The connected world is coming sooner than you think. App developers and mobile service providers are already taking advantage of the new era of connected cars, wearable devices, and entire smart homes — all fitting into the notion of the Internet of Things (IoT).
According to Gartner, there are currently 4.9 billion connected devices in use, with that number projected to soar to 25 billion by 2020.
This sudden expansion will boost the economic impact of the IoT as consumers, businesses, city authorities, hospitals, and many other entities find new ways in which to exploit the technology. Yet, they won’t be alone. Hackers will increasingly target this technology and exploit it in a very different way.
This begs the question, what about IoT makes it such a vulnerable target for cyberattacks? Here are three security problems that IoT will create:
1. Increasingly Poor Security Design.
From a security perspective, IoT devices share some common features with their mobile brethren. Both store, transmit, and process highly sensitive consumer information within potentially hostile environments that manufacturers have no control over. However, mobile software manufacturers can avoid security incidents by moving the processing of sensitive information assets into a more controllable environment like a centralised server that they can reliably connect to.

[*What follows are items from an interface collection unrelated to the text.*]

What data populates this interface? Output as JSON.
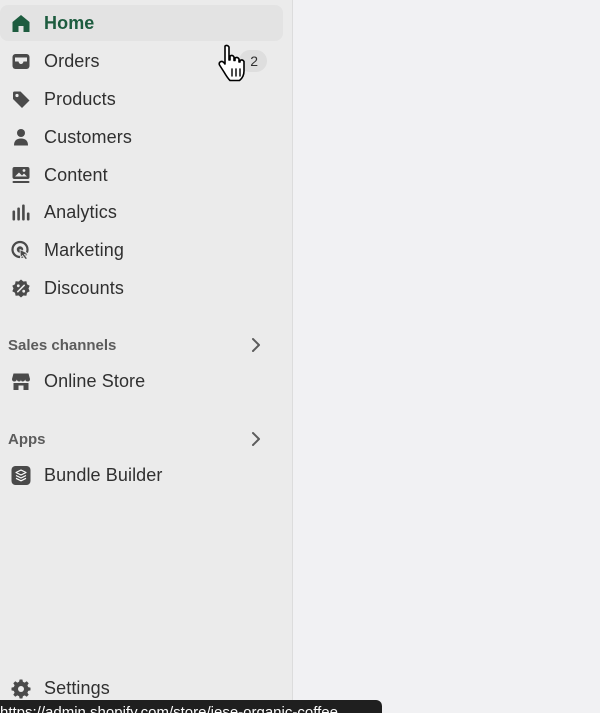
{
  "nav": {
    "items": [
      {
        "label": "Home",
        "icon": "home-icon",
        "active": true
      },
      {
        "label": "Orders",
        "icon": "inbox-icon",
        "badge": "2"
      },
      {
        "label": "Products",
        "icon": "tag-icon"
      },
      {
        "label": "Customers",
        "icon": "person-icon"
      },
      {
        "label": "Content",
        "icon": "image-icon"
      },
      {
        "label": "Analytics",
        "icon": "bar-chart-icon"
      },
      {
        "label": "Marketing",
        "icon": "target-icon"
      },
      {
        "label": "Discounts",
        "icon": "discount-icon"
      }
    ]
  },
  "sales_channels": {
    "header": "Sales channels",
    "items": [
      {
        "label": "Online Store",
        "icon": "store-icon"
      }
    ]
  },
  "apps": {
    "header": "Apps",
    "items": [
      {
        "label": "Bundle Builder",
        "icon": "bundle-app-icon"
      }
    ]
  },
  "settings": {
    "label": "Settings",
    "icon": "gear-icon"
  },
  "status_bar": {
    "url": "https://admin.shopify.com/store/iese-organic-coffee"
  },
  "colors": {
    "active_green": "#1d5c3f",
    "icon_gray": "#4a4a4a",
    "sidebar_bg": "#ebebeb",
    "main_bg": "#f1f1f3"
  }
}
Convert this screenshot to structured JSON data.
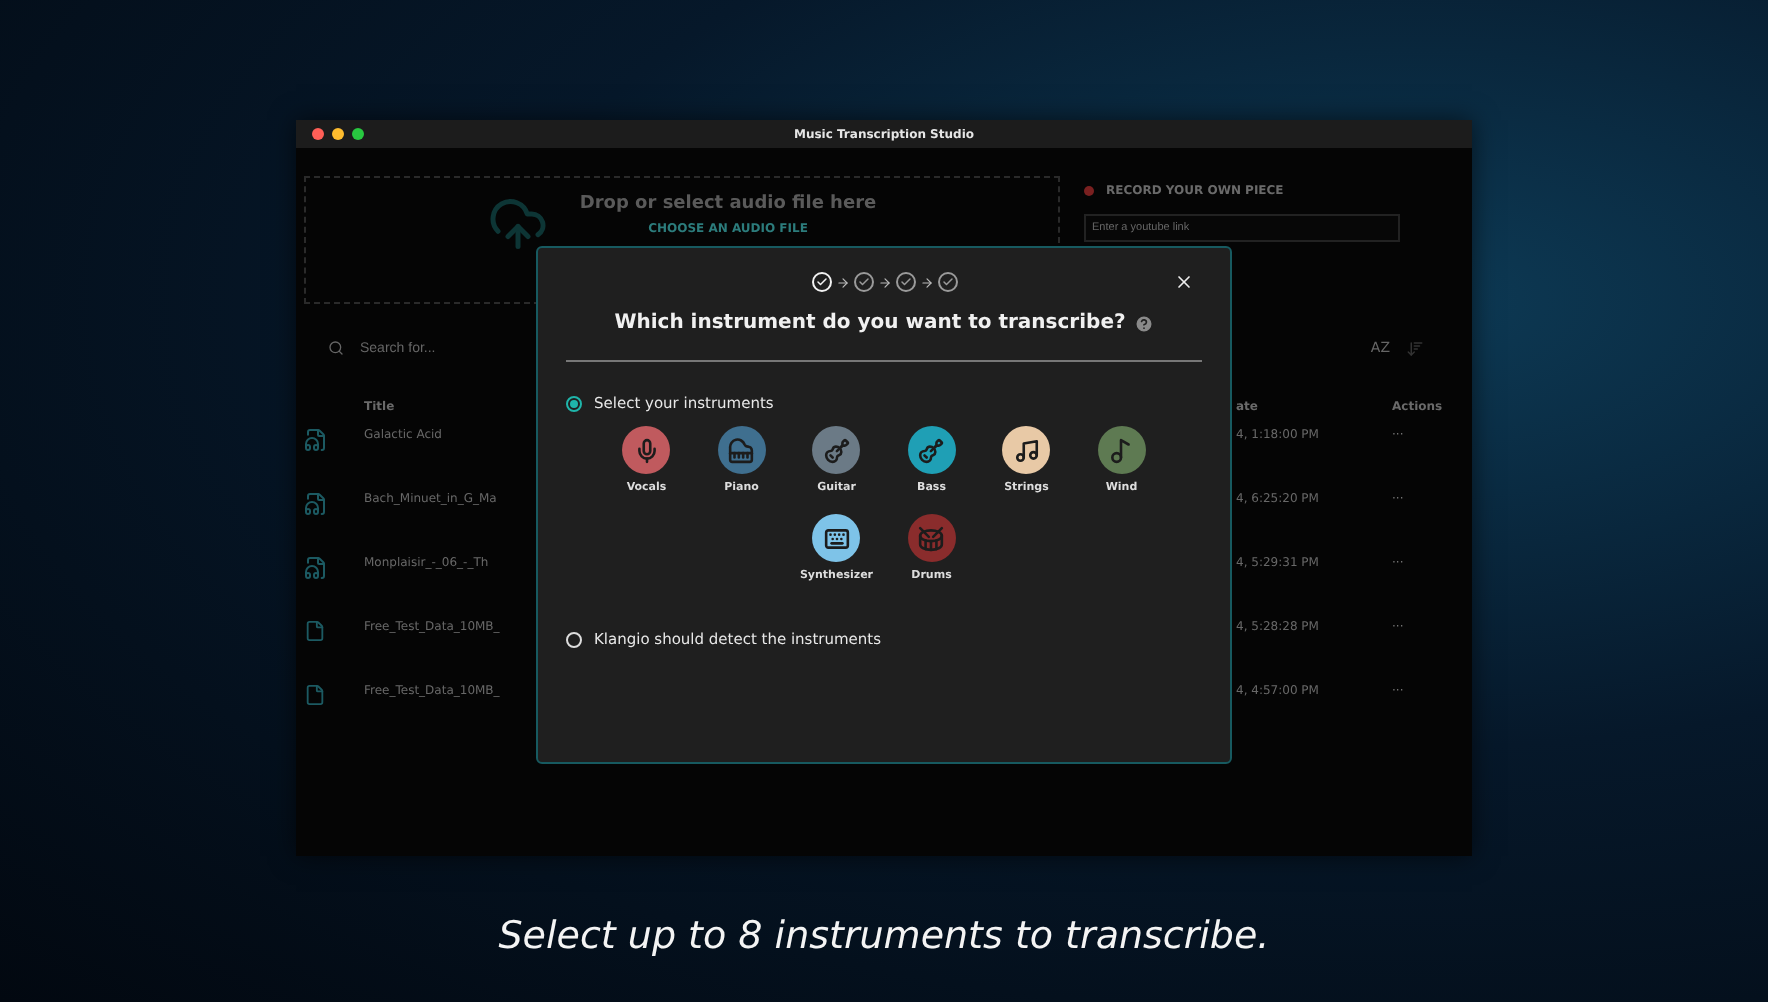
{
  "caption": "Select up to 8 instruments to transcribe.",
  "window": {
    "title": "Music Transcription Studio"
  },
  "upload": {
    "heading": "Drop or select audio file here",
    "button": "CHOOSE AN AUDIO FILE"
  },
  "record": {
    "heading": "RECORD YOUR OWN PIECE",
    "link_placeholder": "Enter a youtube link"
  },
  "search": {
    "placeholder": "Search for...",
    "sort_label": "AZ"
  },
  "table": {
    "columns": [
      "Title",
      "ate",
      "Actions"
    ],
    "rows": [
      {
        "kind": "audio",
        "title": "Galactic Acid",
        "date": "4, 1:18:00 PM",
        "action": "···"
      },
      {
        "kind": "audio",
        "title": "Bach_Minuet_in_G_Ma",
        "date": "4, 6:25:20 PM",
        "action": "···"
      },
      {
        "kind": "audio",
        "title": "Monplaisir_-_06_-_Th",
        "date": "4, 5:29:31 PM",
        "action": "···"
      },
      {
        "kind": "file",
        "title": "Free_Test_Data_10MB_",
        "date": "4, 5:28:28 PM",
        "action": "···"
      },
      {
        "kind": "file",
        "title": "Free_Test_Data_10MB_",
        "date": "4, 4:57:00 PM",
        "action": "···"
      }
    ]
  },
  "modal": {
    "steps": [
      {
        "color": "#f2f2f2"
      },
      {
        "color": "#9a9a9a"
      },
      {
        "color": "#9a9a9a"
      },
      {
        "color": "#9a9a9a"
      }
    ],
    "title": "Which instrument do you want to transcribe?",
    "options": [
      {
        "label": "Select your instruments",
        "selected": true
      },
      {
        "label": "Klangio should detect the instruments",
        "selected": false
      }
    ],
    "instruments": [
      {
        "kind": "vocals",
        "label": "Vocals",
        "color": "#c05a5e"
      },
      {
        "kind": "piano",
        "label": "Piano",
        "color": "#3f6f8f"
      },
      {
        "kind": "guitar",
        "label": "Guitar",
        "color": "#6b7a86"
      },
      {
        "kind": "bass",
        "label": "Bass",
        "color": "#1f9fb5"
      },
      {
        "kind": "strings",
        "label": "Strings",
        "color": "#e8c9a6"
      },
      {
        "kind": "wind",
        "label": "Wind",
        "color": "#5e7a52"
      },
      {
        "kind": "synth",
        "label": "Synthesizer",
        "color": "#7ec3e8"
      },
      {
        "kind": "drums",
        "label": "Drums",
        "color": "#8a2c2c"
      }
    ]
  }
}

IoT device manufacturers do not have the same luxury as their mobile counterparts because IoT devices are typically gathering very sensitive information within a physical world and doing some minimal amount of processing of that information within that device before sending that information to a backend server. At the same time, consumers demand highly responsive IoT devices. Hence, IoT manufacturers cannot completely shift the processing of sensitive information to a centralised server. Hackers will have much more reliable opportunity to access and steal information from an IoT device compared to a mobile device due to inherent design flaws.

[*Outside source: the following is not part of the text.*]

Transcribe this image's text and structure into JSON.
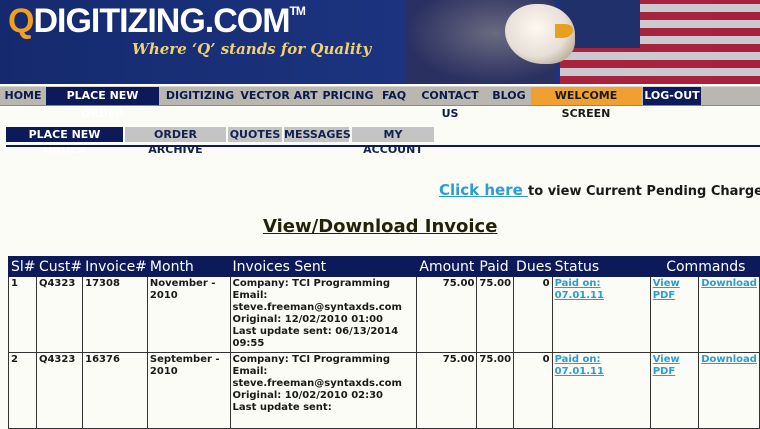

2. Increasingly Unaware Environments.
IoT devices have substantially less computing power than other devices like PCs and phones. Hence, IoT devices cannot afford to spend precious computing power on additional functionality beyond their core service. Serious malware detection capability within an affordable IoT device is not currently feasible. Hackers will have more opportunity to infect IoT devices and go undetected by the victim compared to infections that occur on mobile of PC devices. There have already been instances where routers, multimedia cents, televisions and at least one refrigerator participated in a spam botnet blast that sent 750,000 emails to unsuspecting victims.

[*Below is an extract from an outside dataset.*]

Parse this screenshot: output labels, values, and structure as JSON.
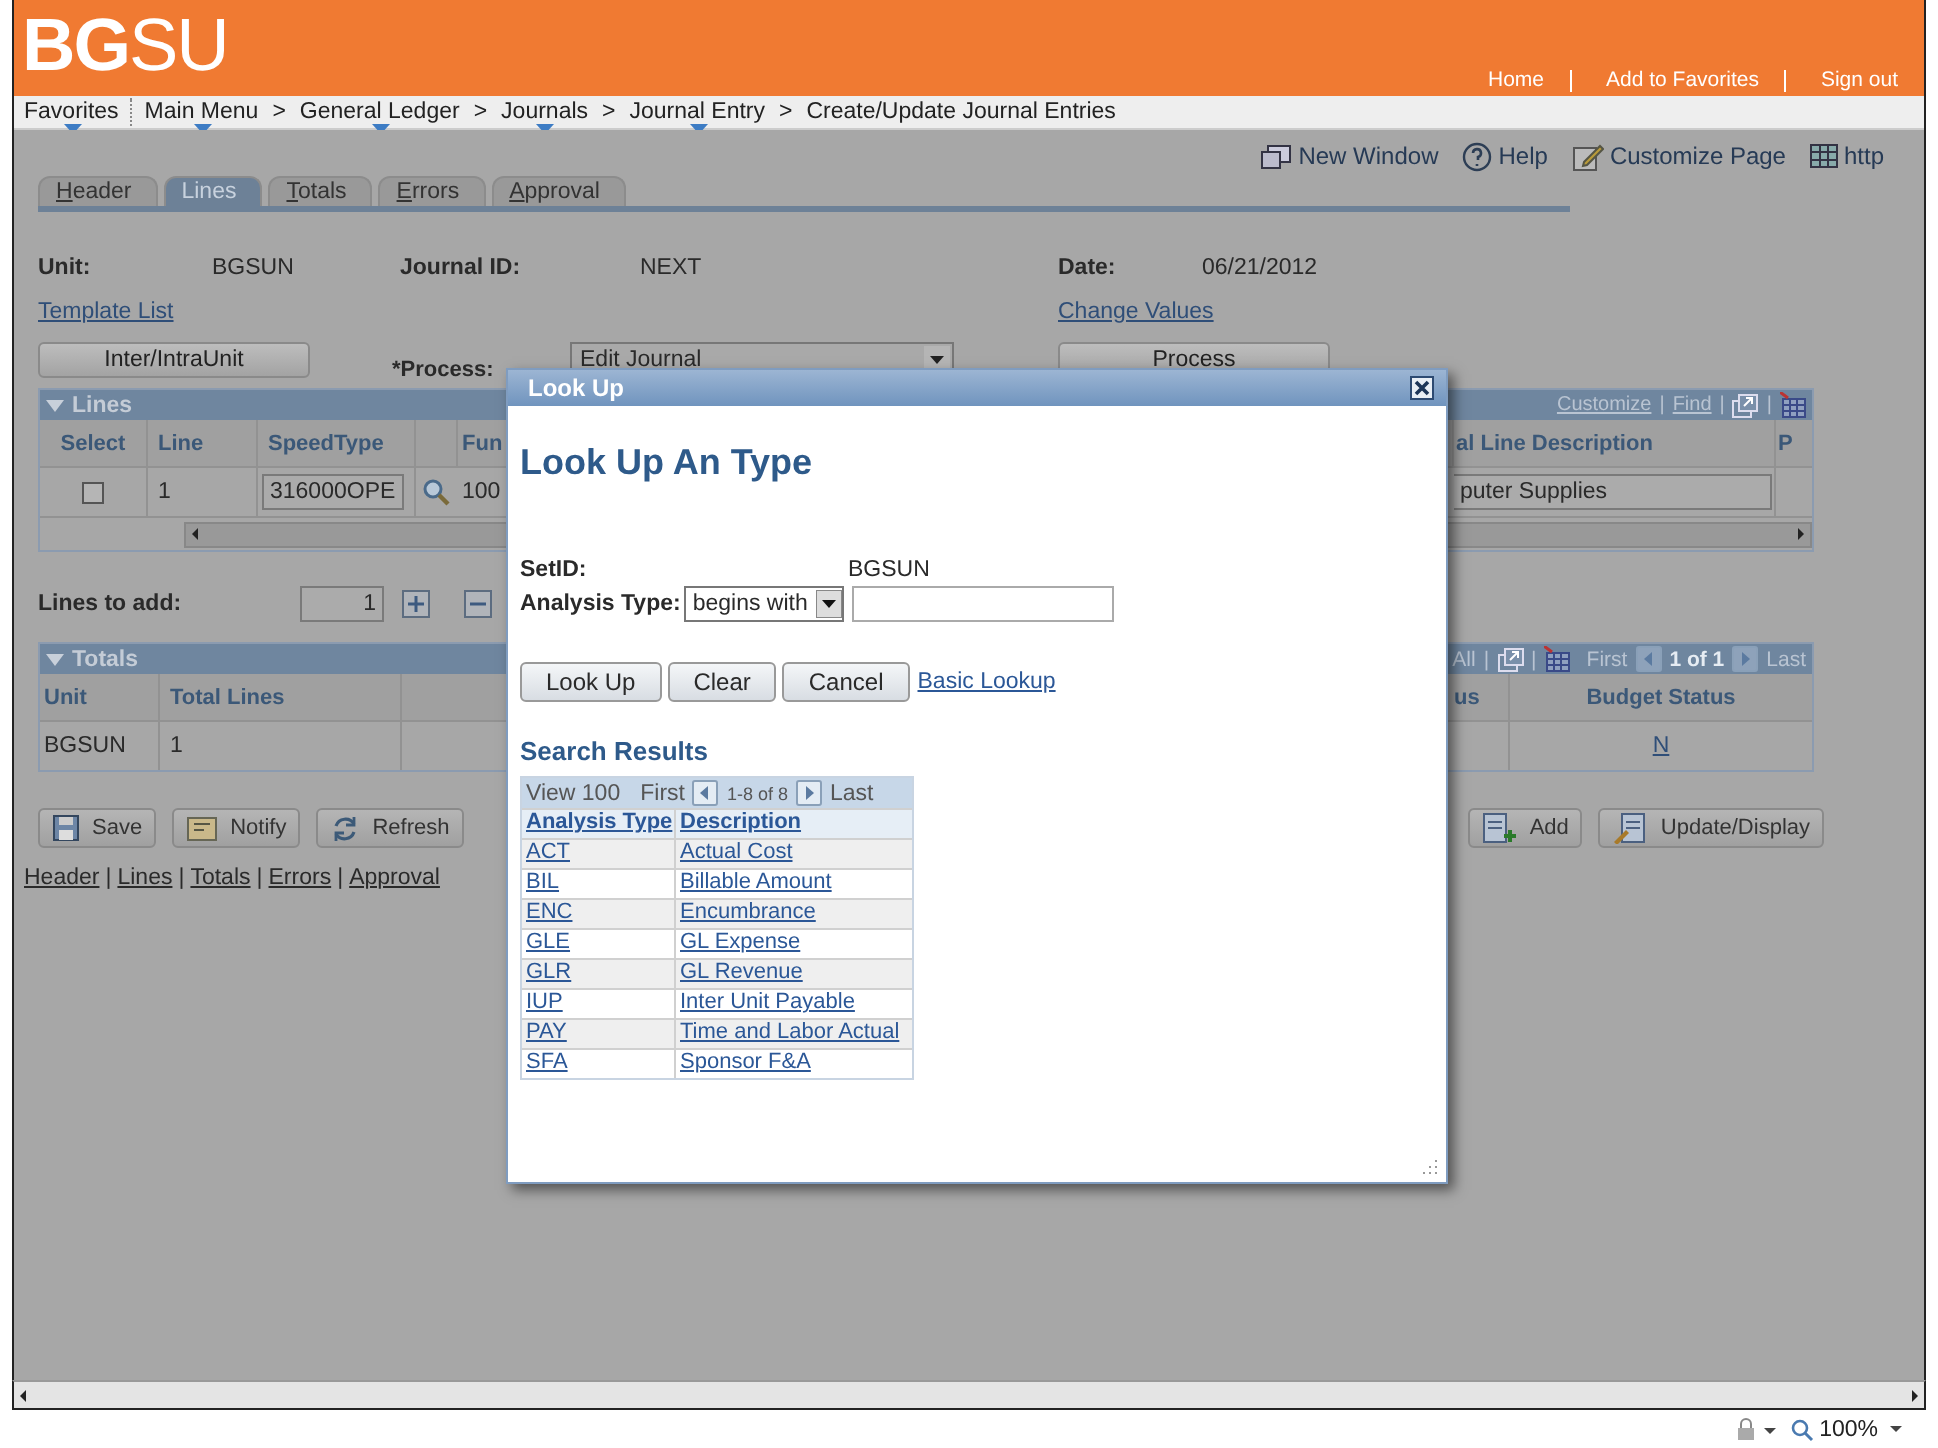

3. Increasingly Outdated Environments.
Many hospitals and doctor's offices are still running Windows XP, even though that OS is long out of date and subject to serious security flaws. Many industrial controllers are also still running XP, making them potential targets. XP has a notorious history of making security patches difficult to apply.
History has taught us that, when security patches are not automatically downloaded and easy to apply by consumers, consumers are less likely to enforce them. There are several different key technical challenges (limited online availability; restrictions on computer power; limited graphical user interface) that will discourage consumers from enforcing security patches on IoT devices. Hackers will be more likely to exploit known vulnerabilities in these IoT devices because consumers will not apply established security patches.
Beyond a shadow of a doubt, hackers will take advantage of these weaknesses in security, given the opportunity. That leaves a lot of cars, alarm systems, locks and so on open to compromise.
The best and only answer is insisting that designers behind IoT software build security into their systems as a core design requirement. Requirements should include adding new security capabilities that prevent a hacker from conducting static/dynamic analysis of IoT software. Furthermore, IoT software should have runtime modification detection capabilities.
It’s also crucial to involve and educate end users about security and build mechanisms into the device that will help them make the right decisions regarding privacy and security. That means including instructions for secure usage — in layman's terms.
And, this is where end users need to do their part as well. Hackers count on consumers to make their job easy for them by engaging in insecure online behaviour. Everyone always thinks: “Who would want to hack me?” But today, hacking is more business than personal. If an end user chooses to use an IoT device that collects information, they should quiz the vendor on security certifications and policies, pay close attention for firmware upgrades and carefully inspect any email sent by the vendor with a link in it or asking them to download something.
About the author
Jonathan Carter is Technical Director at Arxan Technologies and an application security professional with more than 15 years of security expertise. As a software engineer, Carter produced software for online gaming systems, payment gateways, SMS messaging gateways, and other solutions requiring a high degree of application security. Previous roles include Enterprise Security Architect, Web Application Penetration Tester, Fortify Security Researcher, and Security Governance lead.